(Stored entries)
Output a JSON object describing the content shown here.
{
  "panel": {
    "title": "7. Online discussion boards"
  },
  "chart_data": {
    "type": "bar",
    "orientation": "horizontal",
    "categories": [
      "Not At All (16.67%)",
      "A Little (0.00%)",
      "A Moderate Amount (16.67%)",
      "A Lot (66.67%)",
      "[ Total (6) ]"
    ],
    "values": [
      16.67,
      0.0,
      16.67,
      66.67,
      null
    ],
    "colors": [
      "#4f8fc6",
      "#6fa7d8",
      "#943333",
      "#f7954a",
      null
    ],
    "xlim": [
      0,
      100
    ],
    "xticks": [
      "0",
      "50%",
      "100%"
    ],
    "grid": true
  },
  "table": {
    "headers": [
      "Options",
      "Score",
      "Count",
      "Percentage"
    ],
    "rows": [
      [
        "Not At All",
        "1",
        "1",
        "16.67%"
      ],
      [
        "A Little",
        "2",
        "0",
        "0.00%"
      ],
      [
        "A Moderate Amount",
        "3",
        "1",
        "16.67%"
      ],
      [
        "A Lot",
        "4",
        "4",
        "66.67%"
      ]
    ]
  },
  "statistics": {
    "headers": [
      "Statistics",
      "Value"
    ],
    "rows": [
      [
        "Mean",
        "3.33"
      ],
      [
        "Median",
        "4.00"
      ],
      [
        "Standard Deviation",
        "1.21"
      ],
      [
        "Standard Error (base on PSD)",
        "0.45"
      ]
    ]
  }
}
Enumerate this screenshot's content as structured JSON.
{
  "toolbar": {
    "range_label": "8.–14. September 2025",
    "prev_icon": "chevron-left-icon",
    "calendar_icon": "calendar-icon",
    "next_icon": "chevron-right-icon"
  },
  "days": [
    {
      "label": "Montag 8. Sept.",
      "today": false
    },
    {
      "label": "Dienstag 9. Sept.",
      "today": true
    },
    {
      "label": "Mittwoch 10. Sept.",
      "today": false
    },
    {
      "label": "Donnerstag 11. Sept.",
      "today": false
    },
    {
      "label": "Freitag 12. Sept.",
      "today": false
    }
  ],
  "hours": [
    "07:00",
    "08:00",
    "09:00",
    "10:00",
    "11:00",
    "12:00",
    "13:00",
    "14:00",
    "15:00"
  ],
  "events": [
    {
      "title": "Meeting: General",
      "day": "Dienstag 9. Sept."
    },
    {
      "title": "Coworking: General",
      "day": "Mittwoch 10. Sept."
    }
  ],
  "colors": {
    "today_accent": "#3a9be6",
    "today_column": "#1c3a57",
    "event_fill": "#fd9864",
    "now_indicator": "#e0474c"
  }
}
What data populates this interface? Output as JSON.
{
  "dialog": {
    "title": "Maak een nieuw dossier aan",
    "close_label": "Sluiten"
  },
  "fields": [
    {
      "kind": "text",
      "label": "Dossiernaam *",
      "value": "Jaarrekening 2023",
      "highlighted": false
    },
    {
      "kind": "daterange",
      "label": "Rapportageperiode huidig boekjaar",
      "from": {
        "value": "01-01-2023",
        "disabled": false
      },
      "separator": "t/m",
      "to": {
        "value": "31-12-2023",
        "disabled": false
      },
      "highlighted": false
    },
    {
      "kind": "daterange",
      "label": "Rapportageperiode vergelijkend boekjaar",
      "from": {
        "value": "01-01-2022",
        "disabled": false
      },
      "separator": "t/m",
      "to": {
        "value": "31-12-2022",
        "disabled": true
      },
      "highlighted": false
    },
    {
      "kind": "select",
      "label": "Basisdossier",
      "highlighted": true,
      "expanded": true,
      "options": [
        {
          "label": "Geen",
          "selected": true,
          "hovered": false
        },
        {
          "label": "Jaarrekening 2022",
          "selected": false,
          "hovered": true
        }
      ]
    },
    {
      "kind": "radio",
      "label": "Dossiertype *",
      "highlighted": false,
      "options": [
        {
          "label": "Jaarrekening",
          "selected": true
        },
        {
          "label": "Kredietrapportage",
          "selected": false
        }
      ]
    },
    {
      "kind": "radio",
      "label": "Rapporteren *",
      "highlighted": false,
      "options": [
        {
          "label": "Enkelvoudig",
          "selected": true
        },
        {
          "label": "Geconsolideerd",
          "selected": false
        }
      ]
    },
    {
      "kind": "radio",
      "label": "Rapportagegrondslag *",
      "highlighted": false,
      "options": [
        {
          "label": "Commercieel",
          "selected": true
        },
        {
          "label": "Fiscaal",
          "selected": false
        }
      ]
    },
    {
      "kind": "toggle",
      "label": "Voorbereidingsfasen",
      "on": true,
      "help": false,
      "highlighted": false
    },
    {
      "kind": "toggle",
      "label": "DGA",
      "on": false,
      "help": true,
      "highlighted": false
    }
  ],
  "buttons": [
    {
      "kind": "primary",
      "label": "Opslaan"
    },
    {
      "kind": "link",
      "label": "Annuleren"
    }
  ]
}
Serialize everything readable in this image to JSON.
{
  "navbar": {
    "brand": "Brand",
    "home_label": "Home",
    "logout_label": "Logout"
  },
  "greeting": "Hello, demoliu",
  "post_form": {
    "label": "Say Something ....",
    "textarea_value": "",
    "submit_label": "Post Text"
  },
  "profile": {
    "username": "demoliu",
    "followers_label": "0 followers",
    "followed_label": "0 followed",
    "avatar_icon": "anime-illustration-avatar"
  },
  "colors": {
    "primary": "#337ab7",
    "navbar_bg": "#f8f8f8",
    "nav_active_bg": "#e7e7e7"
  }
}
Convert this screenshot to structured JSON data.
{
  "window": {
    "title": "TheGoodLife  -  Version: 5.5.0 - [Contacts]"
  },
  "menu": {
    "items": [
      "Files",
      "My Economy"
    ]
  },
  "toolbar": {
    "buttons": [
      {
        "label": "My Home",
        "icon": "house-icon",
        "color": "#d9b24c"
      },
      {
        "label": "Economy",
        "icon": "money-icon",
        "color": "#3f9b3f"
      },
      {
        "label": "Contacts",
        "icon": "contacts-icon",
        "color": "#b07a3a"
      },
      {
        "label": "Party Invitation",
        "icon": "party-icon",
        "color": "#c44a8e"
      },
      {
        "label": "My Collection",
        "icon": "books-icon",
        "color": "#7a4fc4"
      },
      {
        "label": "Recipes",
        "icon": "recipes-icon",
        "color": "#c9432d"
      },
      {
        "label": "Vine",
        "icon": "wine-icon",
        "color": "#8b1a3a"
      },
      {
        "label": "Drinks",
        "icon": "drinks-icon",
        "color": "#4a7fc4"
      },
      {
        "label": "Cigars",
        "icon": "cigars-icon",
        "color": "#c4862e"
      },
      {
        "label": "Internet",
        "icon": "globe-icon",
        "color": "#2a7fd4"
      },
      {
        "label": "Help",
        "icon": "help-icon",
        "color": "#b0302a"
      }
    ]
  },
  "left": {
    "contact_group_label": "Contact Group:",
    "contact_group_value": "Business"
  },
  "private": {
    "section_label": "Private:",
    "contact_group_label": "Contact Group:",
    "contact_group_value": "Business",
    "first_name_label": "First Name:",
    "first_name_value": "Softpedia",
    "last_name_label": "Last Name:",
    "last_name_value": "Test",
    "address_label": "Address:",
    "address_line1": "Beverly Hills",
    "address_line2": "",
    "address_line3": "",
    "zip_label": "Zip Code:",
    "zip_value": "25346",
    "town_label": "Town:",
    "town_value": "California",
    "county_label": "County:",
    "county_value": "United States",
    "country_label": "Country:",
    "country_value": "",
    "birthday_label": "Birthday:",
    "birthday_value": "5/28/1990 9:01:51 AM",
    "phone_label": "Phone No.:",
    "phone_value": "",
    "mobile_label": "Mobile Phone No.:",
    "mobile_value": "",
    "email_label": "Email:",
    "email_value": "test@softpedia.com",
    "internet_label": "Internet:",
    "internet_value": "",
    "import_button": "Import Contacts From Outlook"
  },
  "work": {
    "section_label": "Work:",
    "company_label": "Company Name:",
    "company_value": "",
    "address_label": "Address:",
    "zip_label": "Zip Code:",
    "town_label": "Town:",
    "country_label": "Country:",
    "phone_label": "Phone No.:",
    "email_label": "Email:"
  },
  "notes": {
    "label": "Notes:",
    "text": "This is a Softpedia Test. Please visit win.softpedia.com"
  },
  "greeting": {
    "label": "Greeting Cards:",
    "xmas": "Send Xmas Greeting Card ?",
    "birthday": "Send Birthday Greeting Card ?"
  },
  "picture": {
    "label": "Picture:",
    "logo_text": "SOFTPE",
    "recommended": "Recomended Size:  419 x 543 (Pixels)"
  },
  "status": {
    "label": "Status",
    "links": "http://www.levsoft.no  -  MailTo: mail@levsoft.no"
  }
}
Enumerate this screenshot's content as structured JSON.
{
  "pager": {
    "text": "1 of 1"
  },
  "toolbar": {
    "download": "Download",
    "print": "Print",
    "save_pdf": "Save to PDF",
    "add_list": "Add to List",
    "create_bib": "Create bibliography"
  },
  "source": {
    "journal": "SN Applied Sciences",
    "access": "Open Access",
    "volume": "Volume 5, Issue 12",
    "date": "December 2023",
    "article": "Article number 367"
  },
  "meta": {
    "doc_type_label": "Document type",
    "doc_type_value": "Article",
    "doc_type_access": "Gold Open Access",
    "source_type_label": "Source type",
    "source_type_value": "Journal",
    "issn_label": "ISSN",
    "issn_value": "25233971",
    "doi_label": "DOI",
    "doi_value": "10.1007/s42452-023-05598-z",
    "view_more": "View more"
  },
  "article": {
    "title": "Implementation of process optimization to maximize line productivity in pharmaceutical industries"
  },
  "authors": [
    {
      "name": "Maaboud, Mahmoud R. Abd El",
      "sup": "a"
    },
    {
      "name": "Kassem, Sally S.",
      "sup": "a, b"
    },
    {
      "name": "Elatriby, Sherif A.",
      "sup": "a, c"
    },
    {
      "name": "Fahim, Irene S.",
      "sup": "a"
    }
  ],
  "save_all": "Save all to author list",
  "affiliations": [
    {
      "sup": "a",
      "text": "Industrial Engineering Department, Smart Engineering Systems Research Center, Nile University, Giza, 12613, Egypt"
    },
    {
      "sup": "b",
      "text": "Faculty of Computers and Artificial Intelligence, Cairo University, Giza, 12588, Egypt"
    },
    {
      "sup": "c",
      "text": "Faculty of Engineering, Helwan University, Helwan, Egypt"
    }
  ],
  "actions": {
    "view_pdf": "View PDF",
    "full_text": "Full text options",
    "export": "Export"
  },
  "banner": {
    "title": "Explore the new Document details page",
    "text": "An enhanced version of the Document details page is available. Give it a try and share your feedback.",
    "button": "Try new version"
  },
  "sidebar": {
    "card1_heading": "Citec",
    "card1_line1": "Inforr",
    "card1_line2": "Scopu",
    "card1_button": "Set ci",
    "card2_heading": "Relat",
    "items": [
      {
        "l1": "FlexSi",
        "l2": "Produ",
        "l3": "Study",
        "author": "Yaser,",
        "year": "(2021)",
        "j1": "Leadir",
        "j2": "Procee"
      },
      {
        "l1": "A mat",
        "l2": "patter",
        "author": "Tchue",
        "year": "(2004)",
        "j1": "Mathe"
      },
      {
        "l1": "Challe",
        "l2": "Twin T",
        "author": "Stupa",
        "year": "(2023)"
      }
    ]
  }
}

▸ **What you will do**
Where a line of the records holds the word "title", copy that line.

▸ **Your solution**
    "title": "7. Online discussion boards"
      "title": "Meeting: General",
      "title": "Coworking: General",
    "title": "Maak een nieuw dossier aan",
    "title": "TheGoodLife  -  Version: 5.5.0 - [Contacts]"
    "title": "Implementation of process optimization to maximize line productivity in pharmaceutical industries"
    "title": "Explore the new Document details page",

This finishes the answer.